───── Task data
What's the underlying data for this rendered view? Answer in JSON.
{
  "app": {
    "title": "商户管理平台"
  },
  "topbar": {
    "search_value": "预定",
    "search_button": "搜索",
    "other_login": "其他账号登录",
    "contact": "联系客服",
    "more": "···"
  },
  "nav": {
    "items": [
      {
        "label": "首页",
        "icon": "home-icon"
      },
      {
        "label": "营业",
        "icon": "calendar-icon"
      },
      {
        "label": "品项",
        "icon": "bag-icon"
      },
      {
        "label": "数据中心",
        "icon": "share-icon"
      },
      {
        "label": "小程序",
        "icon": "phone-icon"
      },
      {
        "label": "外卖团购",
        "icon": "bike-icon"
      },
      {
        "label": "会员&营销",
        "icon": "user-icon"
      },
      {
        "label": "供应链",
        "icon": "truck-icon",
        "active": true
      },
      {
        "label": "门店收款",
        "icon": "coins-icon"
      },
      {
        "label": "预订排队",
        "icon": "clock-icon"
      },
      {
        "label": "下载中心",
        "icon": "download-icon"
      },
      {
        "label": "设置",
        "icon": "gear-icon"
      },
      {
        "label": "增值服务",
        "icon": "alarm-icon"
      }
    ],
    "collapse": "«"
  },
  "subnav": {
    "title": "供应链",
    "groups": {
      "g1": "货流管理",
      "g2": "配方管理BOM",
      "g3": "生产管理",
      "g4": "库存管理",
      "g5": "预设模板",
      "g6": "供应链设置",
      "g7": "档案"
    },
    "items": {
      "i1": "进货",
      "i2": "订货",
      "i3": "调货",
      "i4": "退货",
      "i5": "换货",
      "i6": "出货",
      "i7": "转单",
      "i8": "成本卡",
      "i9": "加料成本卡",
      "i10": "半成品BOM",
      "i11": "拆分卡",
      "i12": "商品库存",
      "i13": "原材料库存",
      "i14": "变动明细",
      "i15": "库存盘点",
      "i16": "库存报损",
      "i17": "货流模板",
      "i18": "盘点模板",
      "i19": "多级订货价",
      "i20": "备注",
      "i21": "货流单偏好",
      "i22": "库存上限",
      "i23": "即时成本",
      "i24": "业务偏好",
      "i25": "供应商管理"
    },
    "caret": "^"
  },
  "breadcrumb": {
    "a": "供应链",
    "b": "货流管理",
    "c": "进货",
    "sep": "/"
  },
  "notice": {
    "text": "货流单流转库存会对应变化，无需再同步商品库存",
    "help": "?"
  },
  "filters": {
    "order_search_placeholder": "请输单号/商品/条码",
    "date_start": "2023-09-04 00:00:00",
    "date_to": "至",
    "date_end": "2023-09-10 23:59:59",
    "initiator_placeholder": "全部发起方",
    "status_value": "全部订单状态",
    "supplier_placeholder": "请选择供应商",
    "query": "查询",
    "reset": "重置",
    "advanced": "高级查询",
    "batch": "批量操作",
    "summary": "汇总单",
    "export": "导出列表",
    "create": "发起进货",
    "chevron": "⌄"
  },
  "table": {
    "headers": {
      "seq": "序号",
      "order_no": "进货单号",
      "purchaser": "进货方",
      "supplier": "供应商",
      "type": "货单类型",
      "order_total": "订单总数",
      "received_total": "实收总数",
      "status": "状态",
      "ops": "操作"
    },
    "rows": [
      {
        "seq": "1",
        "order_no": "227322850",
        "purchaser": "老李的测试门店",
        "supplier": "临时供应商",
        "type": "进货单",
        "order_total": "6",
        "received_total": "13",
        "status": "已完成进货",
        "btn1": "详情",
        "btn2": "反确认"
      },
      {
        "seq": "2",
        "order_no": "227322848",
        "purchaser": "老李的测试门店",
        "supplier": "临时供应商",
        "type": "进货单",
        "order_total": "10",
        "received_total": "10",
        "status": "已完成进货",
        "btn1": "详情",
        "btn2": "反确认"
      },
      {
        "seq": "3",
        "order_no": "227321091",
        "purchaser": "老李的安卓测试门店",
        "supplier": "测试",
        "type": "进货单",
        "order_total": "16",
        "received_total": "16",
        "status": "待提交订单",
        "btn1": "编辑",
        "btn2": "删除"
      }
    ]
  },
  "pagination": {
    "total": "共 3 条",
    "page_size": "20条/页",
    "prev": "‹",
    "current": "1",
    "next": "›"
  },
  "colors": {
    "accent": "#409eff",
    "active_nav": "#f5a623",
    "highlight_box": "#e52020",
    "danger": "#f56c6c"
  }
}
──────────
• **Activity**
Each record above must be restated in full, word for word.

• **Answer to this task**
What's the underlying data for this rendered view? Answer in JSON.
{
  "app": {
    "title": "商户管理平台"
  },
  "topbar": {
    "search_value": "预定",
    "search_button": "搜索",
    "other_login": "其他账号登录",
    "contact": "联系客服",
    "more": "···"
  },
  "nav": {
    "items": [
      {
        "label": "首页",
        "icon": "home-icon"
      },
      {
        "label": "营业",
        "icon": "calendar-icon"
      },
      {
        "label": "品项",
        "icon": "bag-icon"
      },
      {
        "label": "数据中心",
        "icon": "share-icon"
      },
      {
        "label": "小程序",
        "icon": "phone-icon"
      },
      {
        "label": "外卖团购",
        "icon": "bike-icon"
      },
      {
        "label": "会员&营销",
        "icon": "user-icon"
      },
      {
        "label": "供应链",
        "icon": "truck-icon",
        "active": true
      },
      {
        "label": "门店收款",
        "icon": "coins-icon"
      },
      {
        "label": "预订排队",
        "icon": "clock-icon"
      },
      {
        "label": "下载中心",
        "icon": "download-icon"
      },
      {
        "label": "设置",
        "icon": "gear-icon"
      },
      {
        "label": "增值服务",
        "icon": "alarm-icon"
      }
    ],
    "collapse": "«"
  },
  "subnav": {
    "title": "供应链",
    "groups": {
      "g1": "货流管理",
      "g2": "配方管理BOM",
      "g3": "生产管理",
      "g4": "库存管理",
      "g5": "预设模板",
      "g6": "供应链设置",
      "g7": "档案"
    },
    "items": {
      "i1": "进货",
      "i2": "订货",
      "i3": "调货",
      "i4": "退货",
      "i5": "换货",
      "i6": "出货",
      "i7": "转单",
      "i8": "成本卡",
      "i9": "加料成本卡",
      "i10": "半成品BOM",
      "i11": "拆分卡",
      "i12": "商品库存",
      "i13": "原材料库存",
      "i14": "变动明细",
      "i15": "库存盘点",
      "i16": "库存报损",
      "i17": "货流模板",
      "i18": "盘点模板",
      "i19": "多级订货价",
      "i20": "备注",
      "i21": "货流单偏好",
      "i22": "库存上限",
      "i23": "即时成本",
      "i24": "业务偏好",
      "i25": "供应商管理"
    },
    "caret": "^"
  },
  "breadcrumb": {
    "a": "供应链",
    "b": "货流管理",
    "c": "进货",
    "sep": "/"
  },
  "notice": {
    "text": "货流单流转库存会对应变化，无需再同步商品库存",
    "help": "?"
  },
  "filters": {
    "order_search_placeholder": "请输单号/商品/条码",
    "date_start": "2023-09-04 00:00:00",
    "date_to": "至",
    "date_end": "2023-09-10 23:59:59",
    "initiator_placeholder": "全部发起方",
    "status_value": "全部订单状态",
    "supplier_placeholder": "请选择供应商",
    "query": "查询",
    "reset": "重置",
    "advanced": "高级查询",
    "batch": "批量操作",
    "summary": "汇总单",
    "export": "导出列表",
    "create": "发起进货",
    "chevron": "⌄"
  },
  "table": {
    "headers": {
      "seq": "序号",
      "order_no": "进货单号",
      "purchaser": "进货方",
      "supplier": "供应商",
      "type": "货单类型",
      "order_total": "订单总数",
      "received_total": "实收总数",
      "status": "状态",
      "ops": "操作"
    },
    "rows": [
      {
        "seq": "1",
        "order_no": "227322850",
        "purchaser": "老李的测试门店",
        "supplier": "临时供应商",
        "type": "进货单",
        "order_total": "6",
        "received_total": "13",
        "status": "已完成进货",
        "btn1": "详情",
        "btn2": "反确认"
      },
      {
        "seq": "2",
        "order_no": "227322848",
        "purchaser": "老李的测试门店",
        "supplier": "临时供应商",
        "type": "进货单",
        "order_total": "10",
        "received_total": "10",
        "status": "已完成进货",
        "btn1": "详情",
        "btn2": "反确认"
      },
      {
        "seq": "3",
        "order_no": "227321091",
        "purchaser": "老李的安卓测试门店",
        "supplier": "测试",
        "type": "进货单",
        "order_total": "16",
        "received_total": "16",
        "status": "待提交订单",
        "btn1": "编辑",
        "btn2": "删除"
      }
    ]
  },
  "pagination": {
    "total": "共 3 条",
    "page_size": "20条/页",
    "prev": "‹",
    "current": "1",
    "next": "›"
  },
  "colors": {
    "accent": "#409eff",
    "active_nav": "#f5a623",
    "highlight_box": "#e52020",
    "danger": "#f56c6c"
  }
}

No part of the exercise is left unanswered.